◆ Task details ◆
Without further comment, state how many lines in the listing below contain the word "JSON".

---

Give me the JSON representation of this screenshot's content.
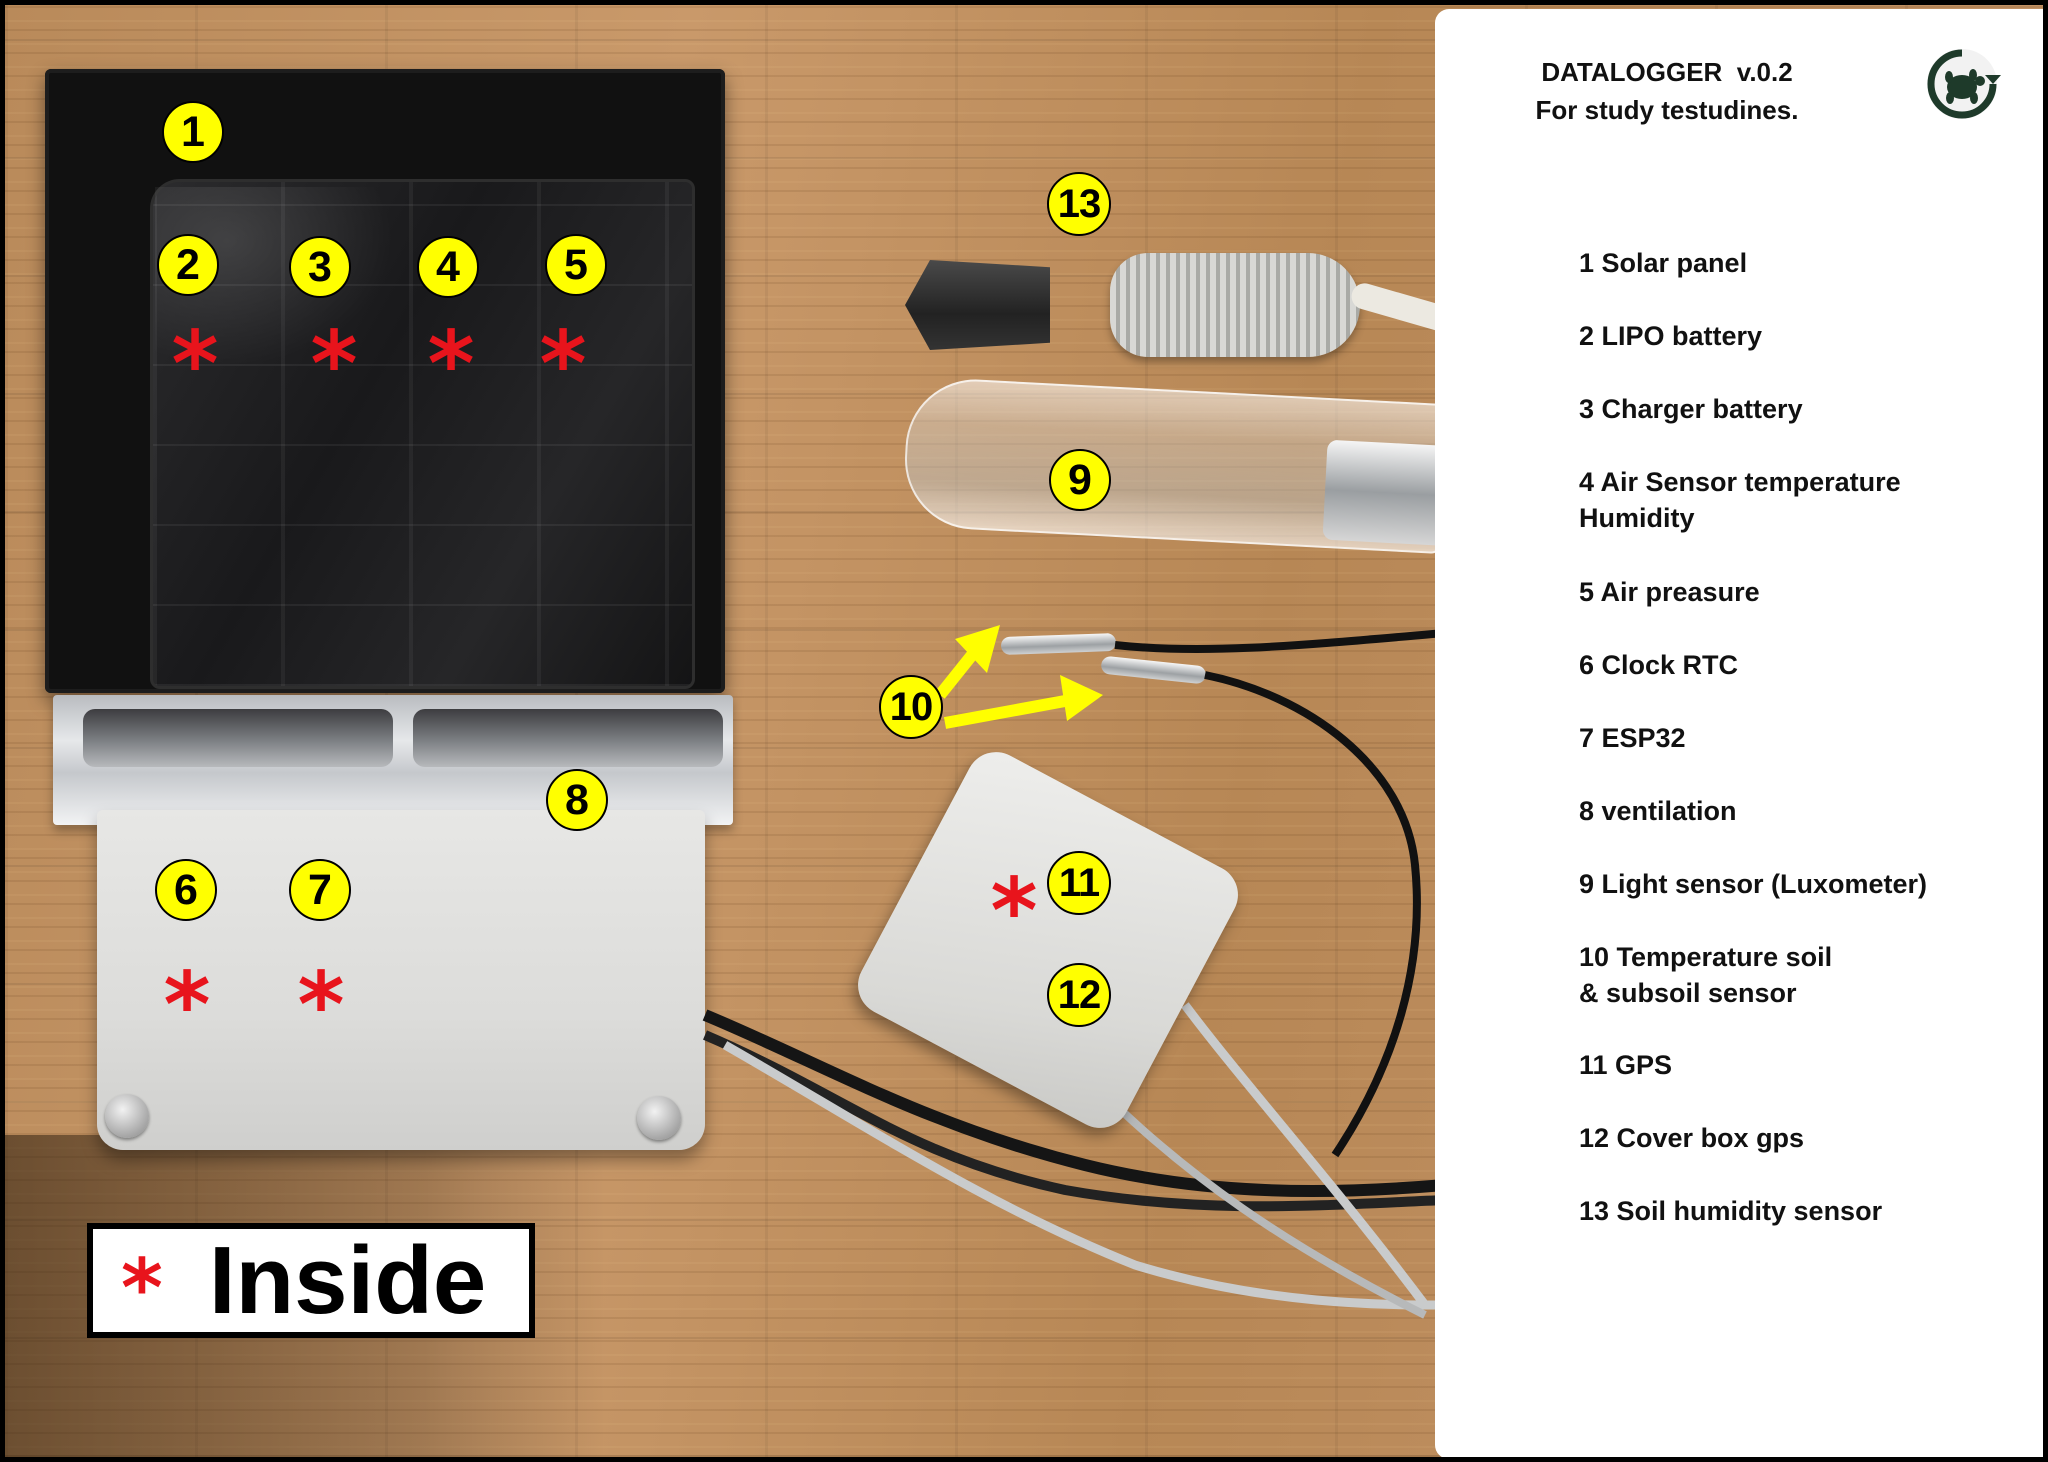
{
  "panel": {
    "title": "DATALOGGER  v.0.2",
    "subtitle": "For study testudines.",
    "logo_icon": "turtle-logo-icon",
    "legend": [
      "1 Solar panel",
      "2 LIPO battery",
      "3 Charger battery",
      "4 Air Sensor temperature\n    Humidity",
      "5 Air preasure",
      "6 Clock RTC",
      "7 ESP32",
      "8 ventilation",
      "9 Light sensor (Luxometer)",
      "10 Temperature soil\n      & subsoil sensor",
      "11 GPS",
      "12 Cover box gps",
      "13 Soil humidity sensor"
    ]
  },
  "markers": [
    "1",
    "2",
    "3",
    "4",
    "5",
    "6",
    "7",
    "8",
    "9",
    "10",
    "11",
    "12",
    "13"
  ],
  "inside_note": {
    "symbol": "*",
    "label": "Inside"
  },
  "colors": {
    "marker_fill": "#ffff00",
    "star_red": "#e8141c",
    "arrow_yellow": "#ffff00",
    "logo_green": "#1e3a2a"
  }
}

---

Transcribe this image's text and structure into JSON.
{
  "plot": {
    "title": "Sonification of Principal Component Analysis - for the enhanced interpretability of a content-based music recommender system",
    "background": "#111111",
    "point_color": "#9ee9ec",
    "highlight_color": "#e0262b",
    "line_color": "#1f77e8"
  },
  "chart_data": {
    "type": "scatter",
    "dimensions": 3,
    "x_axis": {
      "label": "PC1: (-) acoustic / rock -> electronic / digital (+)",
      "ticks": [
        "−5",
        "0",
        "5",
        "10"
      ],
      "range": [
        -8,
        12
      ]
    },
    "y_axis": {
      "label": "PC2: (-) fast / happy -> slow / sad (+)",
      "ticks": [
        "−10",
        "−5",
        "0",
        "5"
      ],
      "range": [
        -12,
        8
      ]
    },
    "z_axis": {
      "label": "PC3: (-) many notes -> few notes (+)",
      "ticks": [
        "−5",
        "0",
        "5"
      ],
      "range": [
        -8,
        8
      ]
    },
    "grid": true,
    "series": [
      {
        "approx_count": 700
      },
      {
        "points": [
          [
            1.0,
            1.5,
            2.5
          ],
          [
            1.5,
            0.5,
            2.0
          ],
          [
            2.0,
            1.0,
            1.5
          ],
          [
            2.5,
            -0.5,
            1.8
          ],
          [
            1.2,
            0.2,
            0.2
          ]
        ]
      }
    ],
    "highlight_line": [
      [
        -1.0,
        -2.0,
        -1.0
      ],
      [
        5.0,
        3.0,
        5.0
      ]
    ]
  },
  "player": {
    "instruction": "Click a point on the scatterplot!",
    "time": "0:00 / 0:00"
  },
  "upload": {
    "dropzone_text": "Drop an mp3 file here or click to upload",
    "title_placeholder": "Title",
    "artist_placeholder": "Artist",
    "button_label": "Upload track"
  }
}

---

◆ Result of this task ◆
2